Buying a bicycle is super exciting, yet it can be a difficult and stressful task too. From determining a budget, fit, style, model or color, the process can be overwhelming. Read these tips on how to choose the right bicycle for your child to simplify things and keep it fun.
Know your intentions. To gain more value from the purchase, think ahead to siblings who may use the bicycle at a later time. Try to make a gender neutral bicycle purchase and color it with gender specific accessories (bell, basket, etc.). This will give you more value and use down the road.
Preview the bicycle assortment before you bring the kids. Kids are drawn to bicycles that may look “cool” or “fun” but are not necessarily the bicycle that’s best for them. Pre-pick models and have them held in an area for your arrival with kids. It makes the process less complicated for everyone and directs them to the choices you want for them.
Know your geometry. If a bicycle does not fit properly it will potentially be unsafe, uncomfortable and unridden. Try to select a few different geometry styles within the correct size bicycle (there are charts based on the rider’s height and inseam). A particular geometry may work better for your rider.
Make fit a priority. If children are learning to ride 2-wheelers, their feet should be flat on the ground when sitting on the seat. Adjust the seat position to achieve this or pick a different geometry or size bicycle. For a trained rider, the balls/tip-toes of their feet should touch the ground when sitting on the seat. Make sure the bicycle can grow with the child. Expect to get 2-3 years from a properly fitted bicycle.
Work within your budget. Make a sensible choice when it comes to price. Generally, higher end bicycles come with lighter weight materials or more efficient components. Your child will have fun and ride just fine on whatever you buy, but think ahead to the hand-me-down option. Generally, higher end bicycles will last longer, not rust or break down as easily. It may be worthwhile to consider investing up front in a better bicycle.
“Local bike shops tend to have higher end bicycles with higher price points. But don’t let that fool you about value. Local bike shops tend to be assets in providing more personalized service, proper fitting, professional assembly, tune-ups and maintenance included in the price,” said Steve Finkelstein, founder of Professor Pedals, a service that offers private bicycle riding lessons on Long Island.

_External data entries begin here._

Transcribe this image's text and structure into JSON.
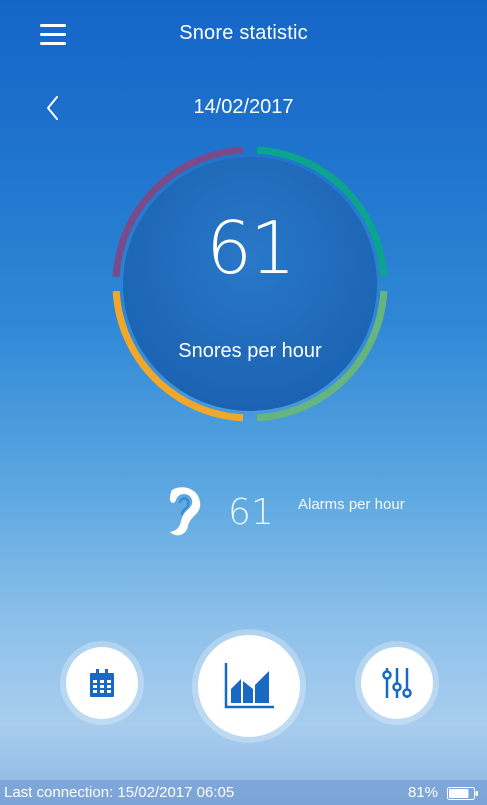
{
  "header": {
    "title": "Snore statistic",
    "menu_icon": "hamburger-menu-icon"
  },
  "date_nav": {
    "date": "14/02/2017",
    "back_icon": "chevron-left-icon"
  },
  "gauge": {
    "value": "61",
    "caption": "Snores per hour",
    "segment_colors": [
      "#0aa48f",
      "#67b57e",
      "#f0a72a",
      "#7a4b8a"
    ]
  },
  "alarms": {
    "icon": "ear-icon",
    "value": "61",
    "label": "Alarms per hour"
  },
  "bottom_nav": {
    "calendar_icon": "calendar-icon",
    "statistics_icon": "bar-chart-icon",
    "settings_icon": "sliders-icon",
    "icon_color": "#1769c4"
  },
  "status": {
    "last_connection": "Last connection: 15/02/2017 06:05",
    "battery_percent": "81%",
    "battery_level": 0.81
  }
}
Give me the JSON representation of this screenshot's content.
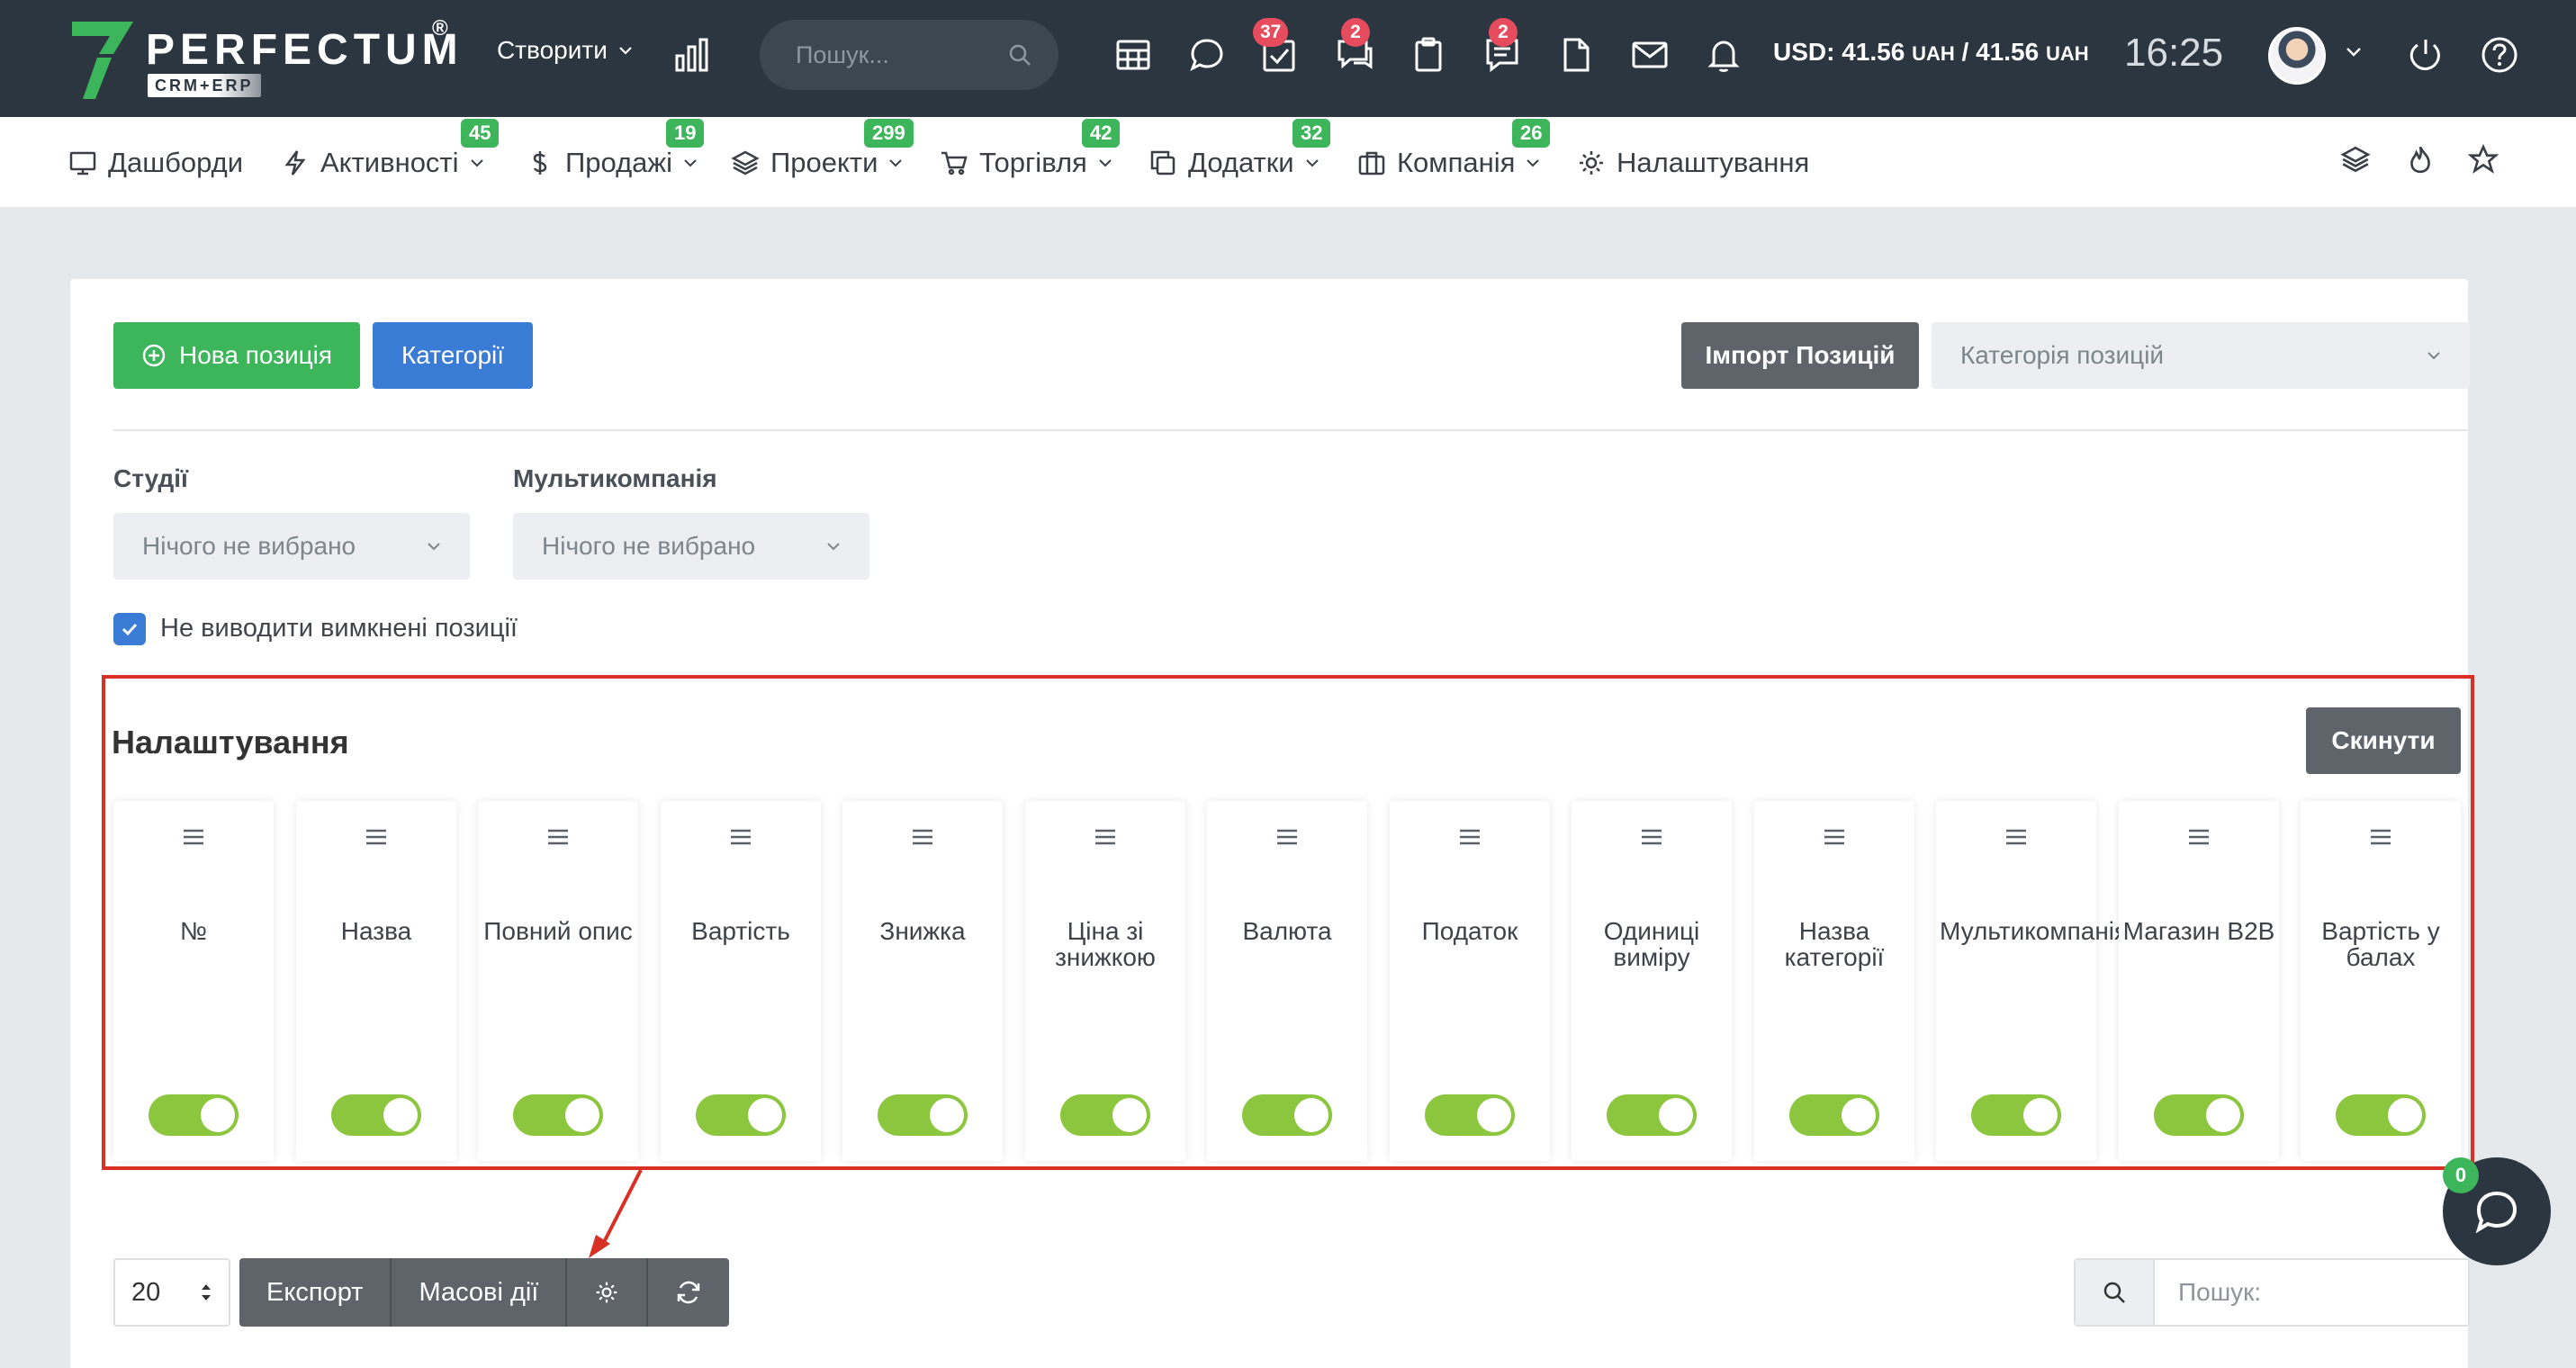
{
  "topbar": {
    "logo_text": "PERFECTUM",
    "logo_sub": "CRM+ERP",
    "logo_reg": "®",
    "create_label": "Створити",
    "search_placeholder": "Пошук...",
    "badges": {
      "tasks": "37",
      "chat": "2",
      "notes": "2"
    },
    "rate_usd": "USD: 41.56",
    "rate_uah_a": "UAH",
    "rate_sep": "/ 41.56",
    "rate_uah_b": "UAH",
    "time": "16:25"
  },
  "nav": {
    "items": [
      {
        "label": "Дашборди",
        "icon": "dashboard-icon",
        "badge": ""
      },
      {
        "label": "Активності",
        "icon": "bolt-icon",
        "badge": "45"
      },
      {
        "label": "Продажі",
        "icon": "dollar-icon",
        "badge": "19"
      },
      {
        "label": "Проекти",
        "icon": "layers-icon",
        "badge": "299"
      },
      {
        "label": "Торгівля",
        "icon": "cart-icon",
        "badge": "42"
      },
      {
        "label": "Додатки",
        "icon": "copy-icon",
        "badge": "32"
      },
      {
        "label": "Компанія",
        "icon": "briefcase-icon",
        "badge": "26"
      },
      {
        "label": "Налаштування",
        "icon": "gear-icon",
        "badge": ""
      }
    ]
  },
  "toolbar": {
    "new_position": "Нова позиція",
    "categories": "Категорії",
    "import": "Імпорт Позицій",
    "category_placeholder": "Категорія позицій"
  },
  "filters": {
    "studio_label": "Студії",
    "studio_value": "Нічого не вибрано",
    "multicompany_label": "Мультикомпанія",
    "multicompany_value": "Нічого не вибрано",
    "hide_disabled_label": "Не виводити вимкнені позиції",
    "hide_disabled_checked": true
  },
  "settings": {
    "title": "Налаштування",
    "reset": "Скинути",
    "columns": [
      {
        "name": "№",
        "enabled": true
      },
      {
        "name": "Назва",
        "enabled": true
      },
      {
        "name": "Повний опис",
        "enabled": true
      },
      {
        "name": "Вартість",
        "enabled": true
      },
      {
        "name": "Знижка",
        "enabled": true
      },
      {
        "name": "Ціна зі знижкою",
        "enabled": true
      },
      {
        "name": "Валюта",
        "enabled": true
      },
      {
        "name": "Податок",
        "enabled": true
      },
      {
        "name": "Одиниці виміру",
        "enabled": true
      },
      {
        "name": "Назва категорії",
        "enabled": true
      },
      {
        "name": "Мультикомпанія",
        "enabled": true
      },
      {
        "name": "Магазин B2B",
        "enabled": true
      },
      {
        "name": "Вартість у балах",
        "enabled": true
      }
    ]
  },
  "table_controls": {
    "page_length": "20",
    "export": "Експорт",
    "bulk_actions": "Масові дії",
    "search_placeholder": "Пошук:"
  },
  "chat": {
    "badge": "0"
  },
  "colors": {
    "topbar": "#2c3640",
    "green": "#3cb55b",
    "blue": "#3a7bd5",
    "toggle_on": "#8cc63f",
    "highlight": "#d93025"
  }
}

“Use the internet to shop and do research. There are many helpful websites,” added Finkelstein.
Visit ProfessorPedals.com for information about bicycle riding and safety. As a bonus, any student of Professor Pedals can receive 10% off any new bicycle purchase at Brands Cycle & Fitness in Wantagh.
By Steve Finkelstein of Professor Pedals in Syosset, NY